→ **Working data**
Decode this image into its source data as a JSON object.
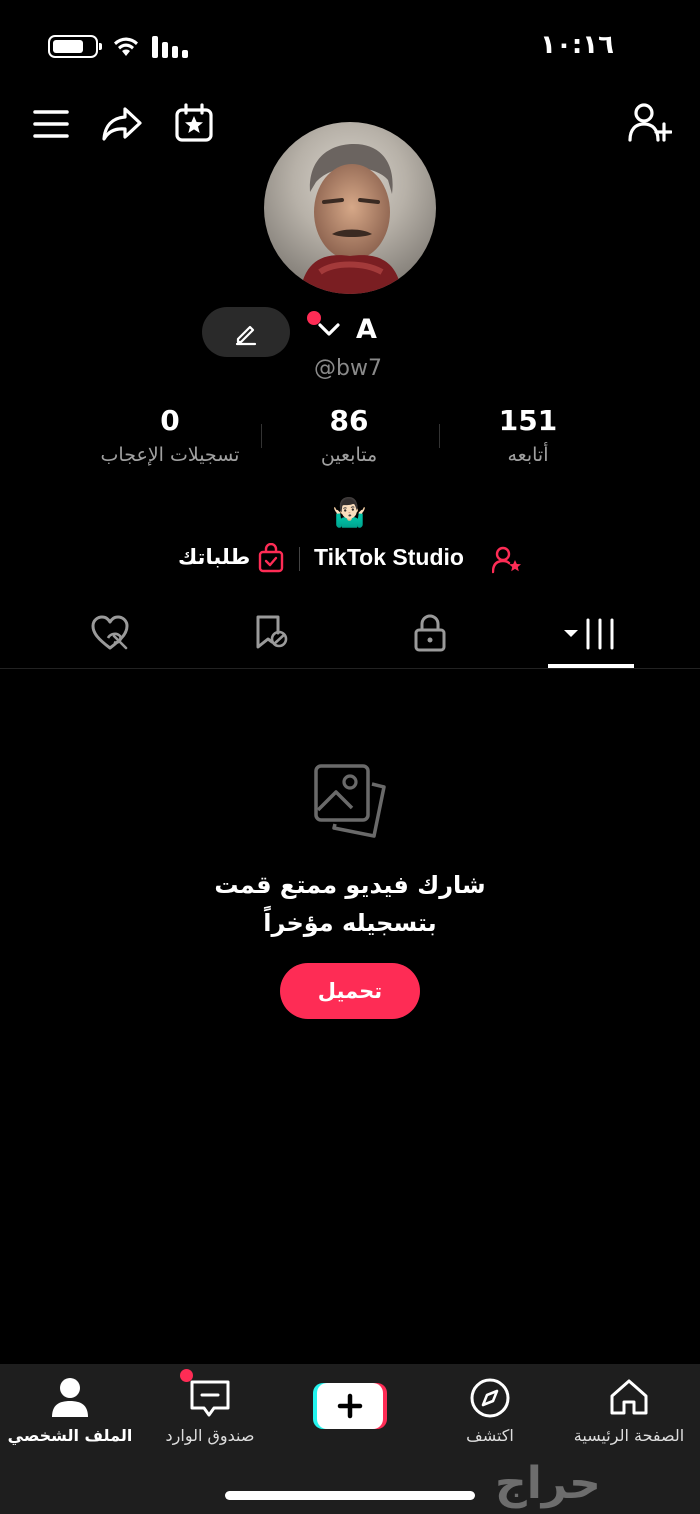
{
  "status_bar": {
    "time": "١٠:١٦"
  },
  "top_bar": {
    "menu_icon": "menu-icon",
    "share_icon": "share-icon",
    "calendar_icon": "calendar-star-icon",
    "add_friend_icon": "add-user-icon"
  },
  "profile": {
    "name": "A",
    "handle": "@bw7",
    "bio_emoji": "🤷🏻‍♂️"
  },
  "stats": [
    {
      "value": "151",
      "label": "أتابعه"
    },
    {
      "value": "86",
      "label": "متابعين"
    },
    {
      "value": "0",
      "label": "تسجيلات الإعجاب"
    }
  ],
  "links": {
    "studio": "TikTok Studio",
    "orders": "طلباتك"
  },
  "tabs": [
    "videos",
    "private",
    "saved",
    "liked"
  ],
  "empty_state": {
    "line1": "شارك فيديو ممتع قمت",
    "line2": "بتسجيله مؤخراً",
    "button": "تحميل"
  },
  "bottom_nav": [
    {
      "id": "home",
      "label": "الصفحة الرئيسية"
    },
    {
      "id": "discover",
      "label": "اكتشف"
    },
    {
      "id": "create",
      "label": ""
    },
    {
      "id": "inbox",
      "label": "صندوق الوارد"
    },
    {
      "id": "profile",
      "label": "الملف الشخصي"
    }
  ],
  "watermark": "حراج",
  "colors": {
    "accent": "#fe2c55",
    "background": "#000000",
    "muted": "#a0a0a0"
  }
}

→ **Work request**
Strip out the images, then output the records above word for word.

→ **Answer to this problem**
Decode this image into its source data as a JSON object.
{
  "status_bar": {
    "time": "١٠:١٦"
  },
  "top_bar": {
    "menu_icon": "menu-icon",
    "share_icon": "share-icon",
    "calendar_icon": "calendar-star-icon",
    "add_friend_icon": "add-user-icon"
  },
  "profile": {
    "name": "A",
    "handle": "@bw7",
    "bio_emoji": "🤷🏻‍♂️"
  },
  "stats": [
    {
      "value": "151",
      "label": "أتابعه"
    },
    {
      "value": "86",
      "label": "متابعين"
    },
    {
      "value": "0",
      "label": "تسجيلات الإعجاب"
    }
  ],
  "links": {
    "studio": "TikTok Studio",
    "orders": "طلباتك"
  },
  "tabs": [
    "videos",
    "private",
    "saved",
    "liked"
  ],
  "empty_state": {
    "line1": "شارك فيديو ممتع قمت",
    "line2": "بتسجيله مؤخراً",
    "button": "تحميل"
  },
  "bottom_nav": [
    {
      "id": "home",
      "label": "الصفحة الرئيسية"
    },
    {
      "id": "discover",
      "label": "اكتشف"
    },
    {
      "id": "create",
      "label": ""
    },
    {
      "id": "inbox",
      "label": "صندوق الوارد"
    },
    {
      "id": "profile",
      "label": "الملف الشخصي"
    }
  ],
  "watermark": "حراج",
  "colors": {
    "accent": "#fe2c55",
    "background": "#000000",
    "muted": "#a0a0a0"
  }
}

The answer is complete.